While Kovalev entered the 1980 season as a top contender for the 1980 Lake Placid Olympics title, he was clearly poorly trained, overweight and uninspired.[citation needed] As a result, his jumps had become too inconsistent. For example, weeks prior to the Olympics, Kovalev had placed 3rd at the 1980 European Championships with poor short and free programs, far behind his chief rivals, Robin Cousins and Jan Hoffmann. Once in Lake Placid, skating officials and news reporters took note of the fact that Kovalev, perhaps unmotivated and skeptical of his chances, missed most of the practice sessions. When he did show up, he was even unable to complete basic jumps. After observing his practices, an American reporter asked Kovalev at the pre-competition press conference, "Aside from the fact that you are the best-looking male skater in the competition, do you think you have what it takes to win here?"[citation needed], Kovalev burst out of the conference, never to be seen in public again as a competitor. The Soviet officials soon withdrew him from the competition after placing 5th in compulsory figures.[2] Kovalev retired from competitive skating, and began his career as a skating coach.

Kovalev, along with his chief student, Kira Ivanova, were both considered high risks for defecting to the West.[citation needed] Kovalev also coached Natalia Lebedeva and Maria Butyrskaya, when her first coach, Sergei Volkov, died of cancer.


Event 69–70 70–71 71–72 72–73 73–74 74–75 75–76 76–77 77–78 78–79 79–80
Winter Olympics 8th 2nd WD
World Champ. 3rd 4th 2nd 2nd 1st 4th 1st
European Champ. 6th 4th 1st 2nd 2nd 2nd 2nd 3rd
Moscow News 2nd 3rd 2nd 1st 1st 1st 1st
Prague Skate 2nd
Soviet Champ. 5th 4th 1st 3rd 3rd 1st 2nd
WD = Withdrew

External links[edit]

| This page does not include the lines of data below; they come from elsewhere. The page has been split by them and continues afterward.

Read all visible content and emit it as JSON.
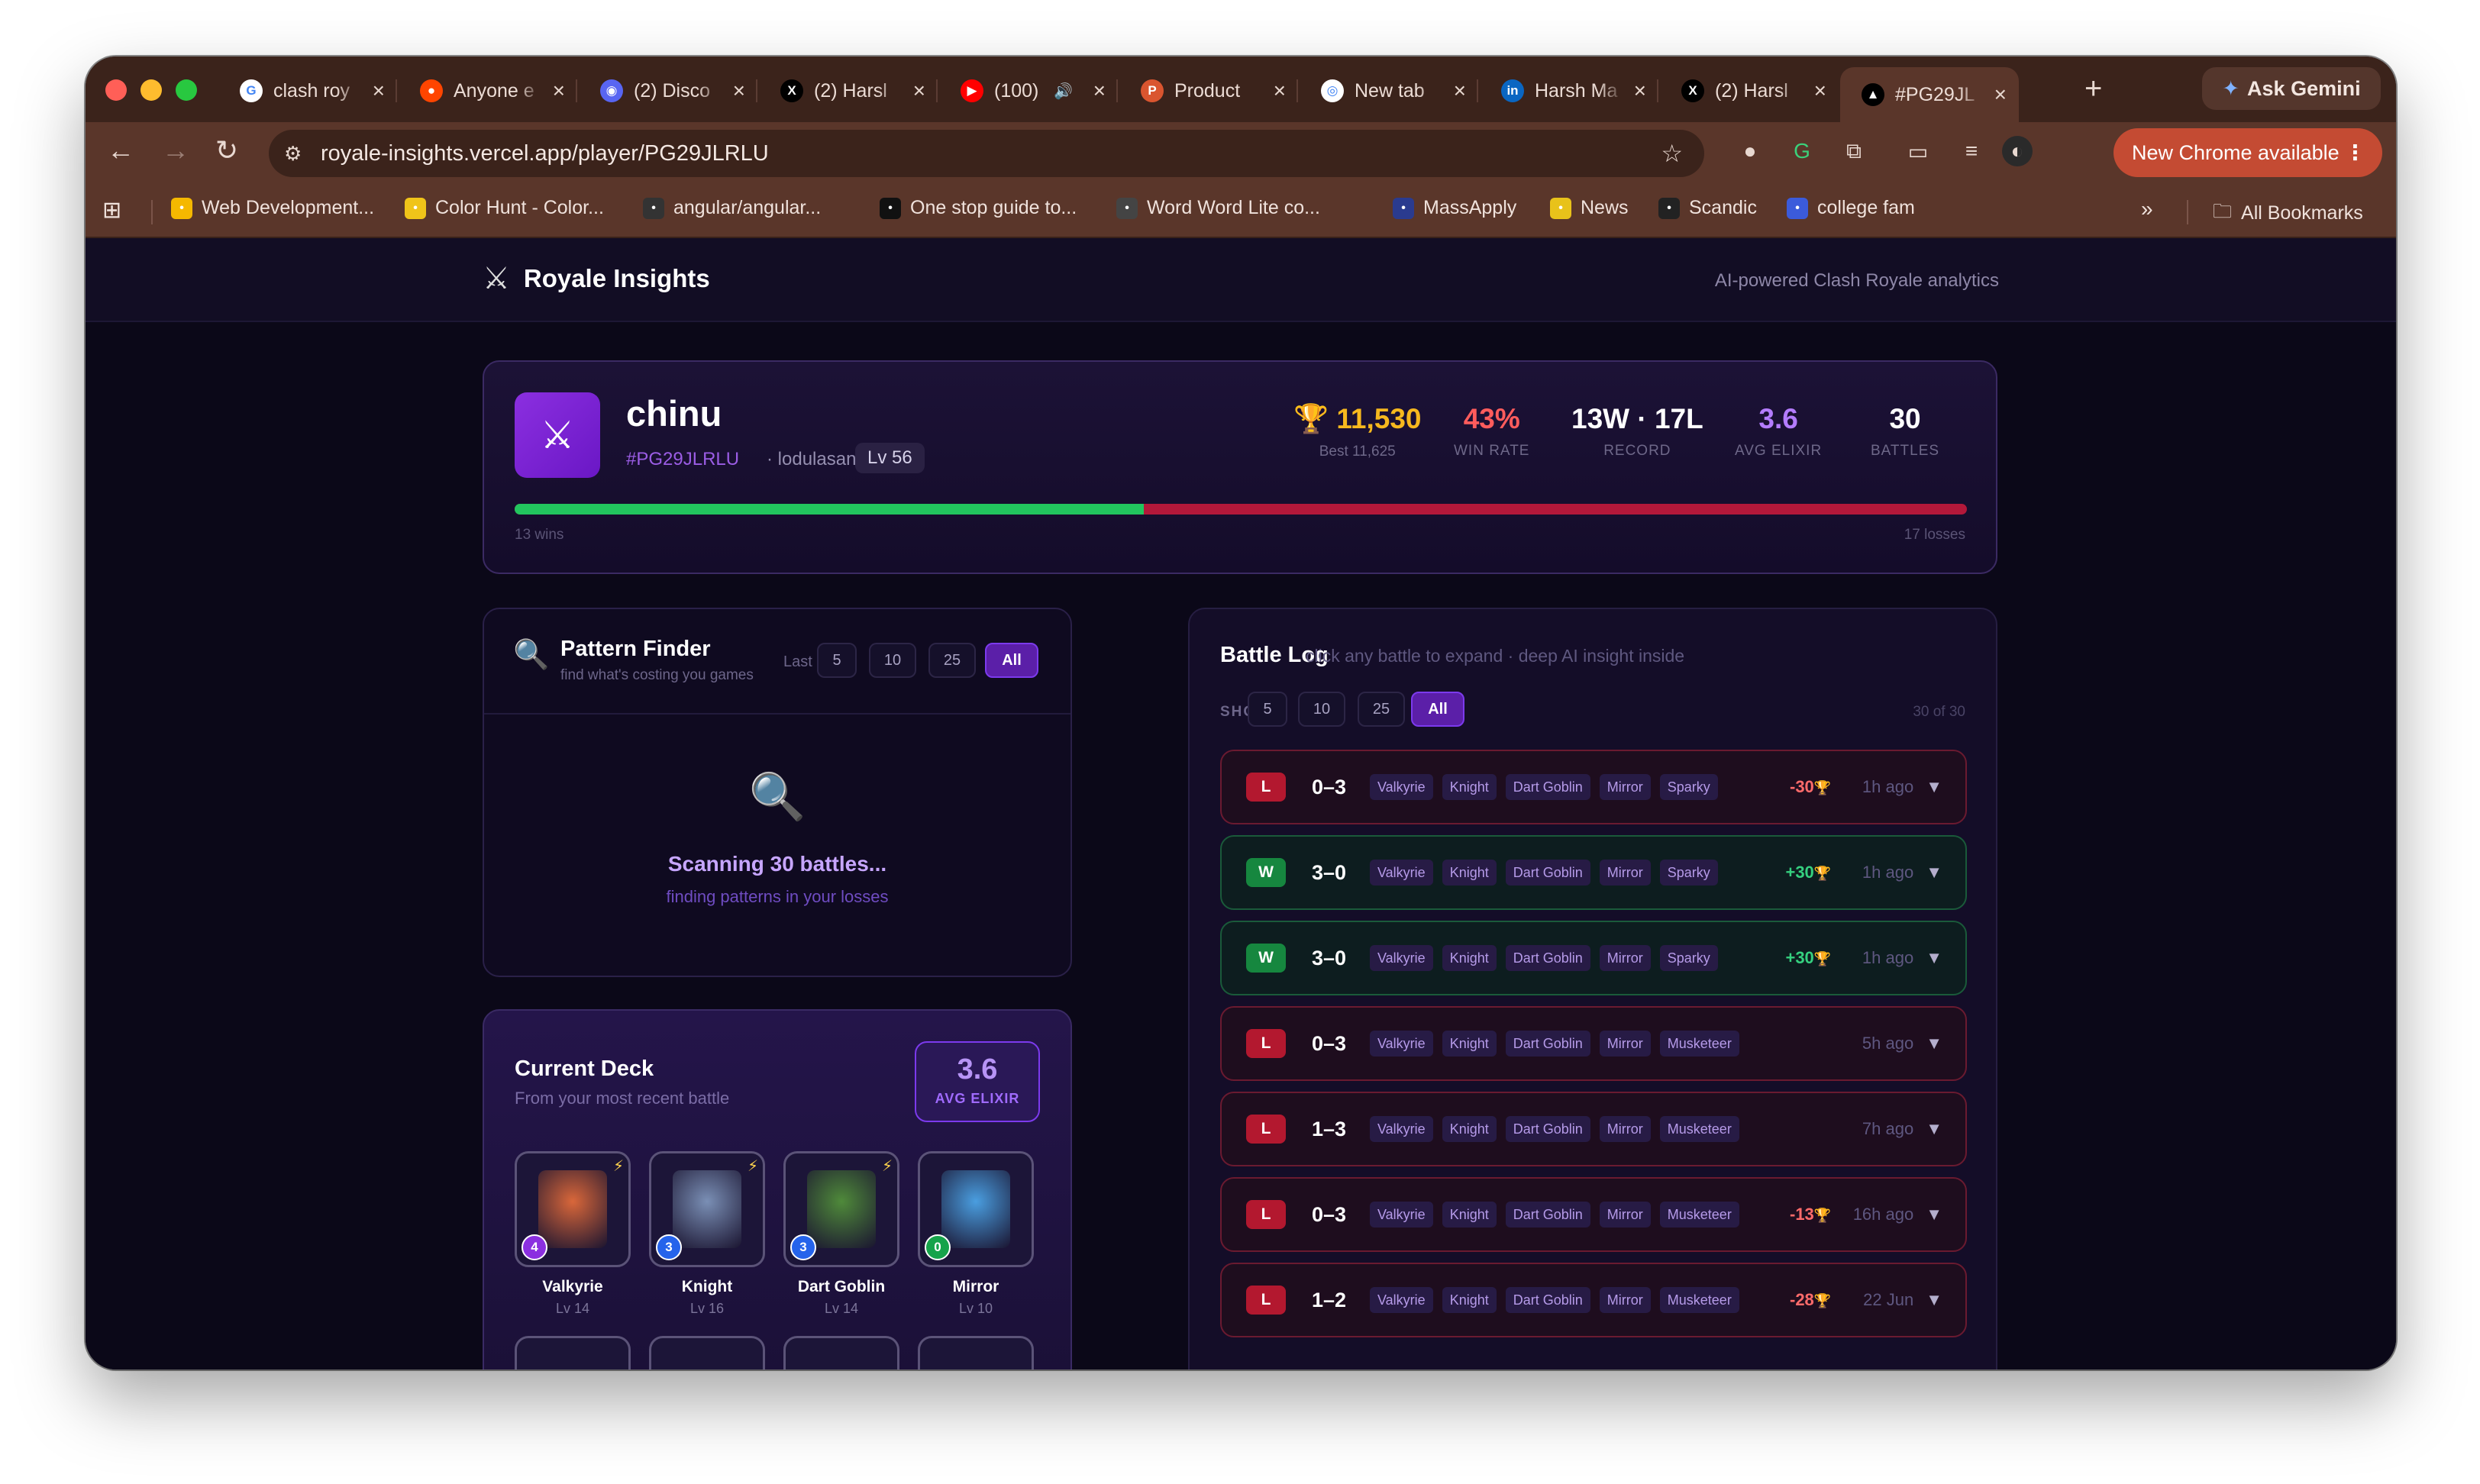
{
  "browser": {
    "tabs": [
      {
        "label": "clash roy",
        "icon": "google-icon",
        "color": "#ffffff"
      },
      {
        "label": "Anyone e",
        "icon": "reddit-icon",
        "color": "#ff4500"
      },
      {
        "label": "(2) Disco",
        "icon": "discord-icon",
        "color": "#5865f2"
      },
      {
        "label": "(2) Harsl",
        "icon": "x-icon",
        "color": "#000000"
      },
      {
        "label": "(100)",
        "icon": "youtube-icon",
        "color": "#ff0000"
      },
      {
        "label": "Product",
        "icon": "producthunt-icon",
        "color": "#da552f"
      },
      {
        "label": "New tab",
        "icon": "chrome-icon",
        "color": "#ffffff"
      },
      {
        "label": "Harsh Ma",
        "icon": "linkedin-icon",
        "color": "#0a66c2"
      },
      {
        "label": "(2) Harsl",
        "icon": "x-icon",
        "color": "#000000"
      },
      {
        "label": "#PG29JL",
        "icon": "vercel-icon",
        "color": "#000000"
      }
    ],
    "gemini_label": "Ask Gemini",
    "url": "royale-insights.vercel.app/player/PG29JLRLU",
    "update_label": "New Chrome available",
    "bookmarks": [
      {
        "label": "Web Development..."
      },
      {
        "label": "Color Hunt - Color..."
      },
      {
        "label": "angular/angular..."
      },
      {
        "label": "One stop guide to..."
      },
      {
        "label": "Word Word Lite co..."
      },
      {
        "label": "MassApply"
      },
      {
        "label": "News"
      },
      {
        "label": "Scandic"
      },
      {
        "label": "college fam"
      }
    ],
    "all_bookmarks_label": "All Bookmarks"
  },
  "app": {
    "brand": "Royale Insights",
    "tagline": "AI-powered Clash Royale analytics"
  },
  "profile": {
    "name": "chinu",
    "tag": "#PG29JLRLU",
    "clan": "· lodulasan",
    "level": "Lv 56",
    "trophies": "11,530",
    "best": "Best 11,625",
    "win_rate": "43%",
    "win_rate_label": "WIN RATE",
    "record": "13W · 17L",
    "record_label": "RECORD",
    "avg_elixir": "3.6",
    "avg_elixir_label": "AVG ELIXIR",
    "battles": "30",
    "battles_label": "BATTLES",
    "wins_label": "13 wins",
    "losses_label": "17 losses",
    "win_fraction": 0.4333
  },
  "pattern_finder": {
    "title": "Pattern Finder",
    "subtitle": "find what's costing you games",
    "last_label": "Last",
    "options": [
      "5",
      "10",
      "25",
      "All"
    ],
    "selected": "All",
    "scan_title": "Scanning 30 battles...",
    "scan_sub": "finding patterns in your losses"
  },
  "deck": {
    "title": "Current Deck",
    "subtitle": "From your most recent battle",
    "avg_value": "3.6",
    "avg_label": "AVG ELIXIR",
    "cards": [
      {
        "name": "Valkyrie",
        "level": "Lv 14",
        "cost": "4",
        "cost_color": "#8b2fe0",
        "art": "#d9673a"
      },
      {
        "name": "Knight",
        "level": "Lv 16",
        "cost": "3",
        "cost_color": "#2563eb",
        "art": "#7a8fb5"
      },
      {
        "name": "Dart Goblin",
        "level": "Lv 14",
        "cost": "3",
        "cost_color": "#2563eb",
        "art": "#4f8a3a"
      },
      {
        "name": "Mirror",
        "level": "Lv 10",
        "cost": "0",
        "cost_color": "#16a34a",
        "art": "#4a9ee0"
      }
    ]
  },
  "battle_log": {
    "title": "Battle Log",
    "subtitle": "click any battle to expand · deep AI insight inside",
    "show_label": "SHOW",
    "options": [
      "5",
      "10",
      "25",
      "All"
    ],
    "selected": "All",
    "count_label": "30 of 30",
    "battles": [
      {
        "result": "L",
        "score": "0–3",
        "cards": [
          "Valkyrie",
          "Knight",
          "Dart Goblin",
          "Mirror",
          "Sparky"
        ],
        "trophies": "-30",
        "time": "1h ago"
      },
      {
        "result": "W",
        "score": "3–0",
        "cards": [
          "Valkyrie",
          "Knight",
          "Dart Goblin",
          "Mirror",
          "Sparky"
        ],
        "trophies": "+30",
        "time": "1h ago"
      },
      {
        "result": "W",
        "score": "3–0",
        "cards": [
          "Valkyrie",
          "Knight",
          "Dart Goblin",
          "Mirror",
          "Sparky"
        ],
        "trophies": "+30",
        "time": "1h ago"
      },
      {
        "result": "L",
        "score": "0–3",
        "cards": [
          "Valkyrie",
          "Knight",
          "Dart Goblin",
          "Mirror",
          "Musketeer"
        ],
        "trophies": "",
        "time": "5h ago"
      },
      {
        "result": "L",
        "score": "1–3",
        "cards": [
          "Valkyrie",
          "Knight",
          "Dart Goblin",
          "Mirror",
          "Musketeer"
        ],
        "trophies": "",
        "time": "7h ago"
      },
      {
        "result": "L",
        "score": "0–3",
        "cards": [
          "Valkyrie",
          "Knight",
          "Dart Goblin",
          "Mirror",
          "Musketeer"
        ],
        "trophies": "-13",
        "time": "16h ago"
      },
      {
        "result": "L",
        "score": "1–2",
        "cards": [
          "Valkyrie",
          "Knight",
          "Dart Goblin",
          "Mirror",
          "Musketeer"
        ],
        "trophies": "-28",
        "time": "22 Jun"
      }
    ]
  }
}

  1. ^ Evans, Hilary; Gjerde, Arild; Heijmans, Jeroen; Mallon, Bill. "Vladimir Kovalev". Olympics at Sports-Reference.com. Sports Reference LLC. 
  2. ^ Vladmire Kovalyov